Have the Pyeongchang Winter Olympic Games turned into the Pyongyang Games? Hardly.
But North Korean leader Kim Jong Un has seized the Olympic spotlight with the agreement athletes from both sides of the demilitarized zone will march under a unified flag during opening ceremonies at the Winter Olympics next month in Pyeongchang, South Korea.
The International Olympic Committee signed off on the deal Saturday. North Korea will send 22 athletes, including a group of women’s hockey players who will join South Korean players to field a combined women’s team. North Koreans also will compete in figure skating, short-track speed skating, cross-country skiing and Alpine skiing.
The North Korean delegation will include some splash — a 230-member cheer squad, dancers, an orchestra and North Korean pop diva Hyon Song-wol, whose hit, “A Girl in the Saddle of a Steed,” extols the virtues of a female textile worker. North Korea, shunned by much of the world for its hell-bent push to build its nuclear weapons arsenal, a country that has repeatedly vowed to annihilate Seoul in a “sea of fire,” now wants the world to think it embraces Olympic comity and fair play.

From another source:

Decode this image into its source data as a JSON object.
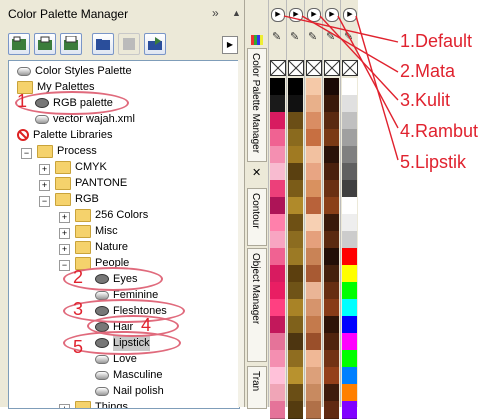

Forgive us if we don’t drink that sugary drink.
Of course, this sudden expression of unity beats the usual brinkmanship and fiery bluster we get from the Kim regime. But North Korea is adept at the game of freeze and thaw. This isn’t the first time the North has clasped hands with the South at an Olympiad — it did so at the Summer Games in Sydney in 2000. And when South Korea hosted the Asian Games in 2014, North and South Korean athletes appeared together under a unity banner. What followed? Three underground nuclear detonations and test launches of more than 40 ballistic missiles, including one capable of hitting Washington.
Kim’s strategy? Maybe to play peacemaker at a time when the Trump administration is pushing a strategy of pressure on Pyongyang through sanctions and threats of answering North Korean belligerence with “fire and fury.” It might be the sanctions are working, and Kim’s trying to push the U.S. to ease off. Or, he simply might be trying to drive a wedge between South Korea and the U.S.
Pyongyang’s goals have been consistent through generations of Kim family leadership. Self-preservation of the regime. The withdrawal of U.S. troops from South Korea. And, eventually, reunification with the South, under Pyongyang rule.
That’s why the U.S. and South Korea have to tread carefully with Kim’s latest chess move. A few optimists in Washington might be heartened by this hint at rapprochement, but it’s not time to consider letting up on sanctions. Similarly, South Korea should think twice about the boundaries of this Olympic gesture.
There’s something else Seoul should consider. These Olympics mark the first time South Korea has ever hosted the Winter Games. It’s a landmark moment for Seoul, a source of immense national pride. South Korean athletes who have endured years of early morning workouts and aching bodies will march into Pyeongchang Olympic Stadium not under their own flag, but under a unity banner — a blue Korean Peninsula on a white background. The Olympics are about moments. Will that moment feel right to those athletes and their countrymen? Or will they feel sold out?
— Chicago Tribune